As James Kent has shown, there is no SCOTUS jurisdiction over common law, and no person can be deprived of life, liberty, or property, but by due process, which is clearly defined as common law.
So, constitutionally, who has the jurisdiction over common law? We can turn to “Federalist 45” and see what James Madison, the “father” of the Constitution, has to say:
“The powers reserved to the several states will extend to all the objects, which, in the ordinary course of affairs, concern the lives, liberties, and properties of the people…”
Notice that; “lives, liberties, and properties” will be reserved to the states. Now look at the due process clause of the 5th Amendment again:
No person shall be deprived of life, liberty, or property, without due process of law(common law). Criminal jurisdiction over common law was reserved to the states! This is the plain statement of James Madison, combined with the 5th Amendment.
But doesn’t SCOTUS have appellate jurisdiction over common law? Can’t it reverse state decisions regarding common law jurisdiction? Again, in one word, HELLNO.
Here is what Justice Story writes:
“An appeal is a process of civil law origin, and removes a cause entirely subjecting the fact, as well as the law, to a review and a re-trial. A writ of erroris a process of common law origin. As Story points out, the colonist got really upset about the phrase in Article 3 of the Constitution that “The Supreme Court shall have appellate jurisdiction both as to law and fact”.
The understanding of the colonists was that common law is superior to civil law. This underastanding, in fact, was derived from Blackstone and early writers on common law, such as Edward Coke.
“For the civil and canon laws, considered with respect to any intrinsic obligation, have no force or authority in this kingdom; they are no more binding in England than our laws are binding in Rome…Because it is most plain that it is not on account of their being written laws, that either the canon law or the civil law have any obligation within this kingdom: neither do their force and efficacy depend on their own intrinsic authority, which is the case of our written laws, or acts of Parliament. They(canon and civil laws) bind not the subjects of England, because their material were collected from popes or emperors, were digested by Justinian (Justinian Code), or declared to be authentic by Gregory. Those considerations give them no authority here”

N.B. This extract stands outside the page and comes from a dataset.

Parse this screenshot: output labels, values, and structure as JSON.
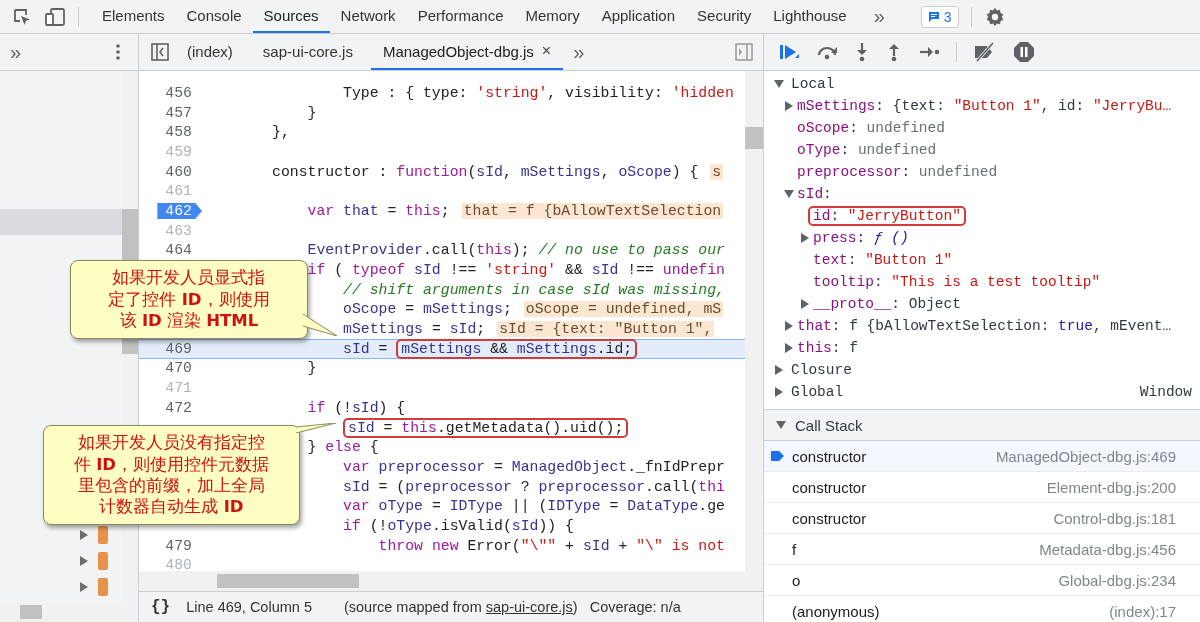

Quite simply, Justinian Code, corpus juris civilis r laws originating in Rome, k nwn generally as civil law, had no authority over common law.
This is what the colonists understood, and they rejected any appellate power of the Supreme Court over common law. For that reason, they approved the 7th Amendment:
“In suits at common law, where the value in controversy shall exceed twenty dollars, the right of trial by jury shall be preserved, and no fact tried by a jury, shall be otherwise re-examined in any court of the United States(federal courts) than according to the rules of the common law.”
Appellate power was restricted to civil law.
From this perspective, therefore, the recognized right of the people to be secure in their persons, houses, papers, and effects, were not to be violated. Violated how? The Supreme Court could not intervene in common law decisions regarding criminal law. No federal warrants could issue, unless there were specific names of places to be searched for specific reasons. IOW, the federal government had to have permission to search any person regarding a criminal act!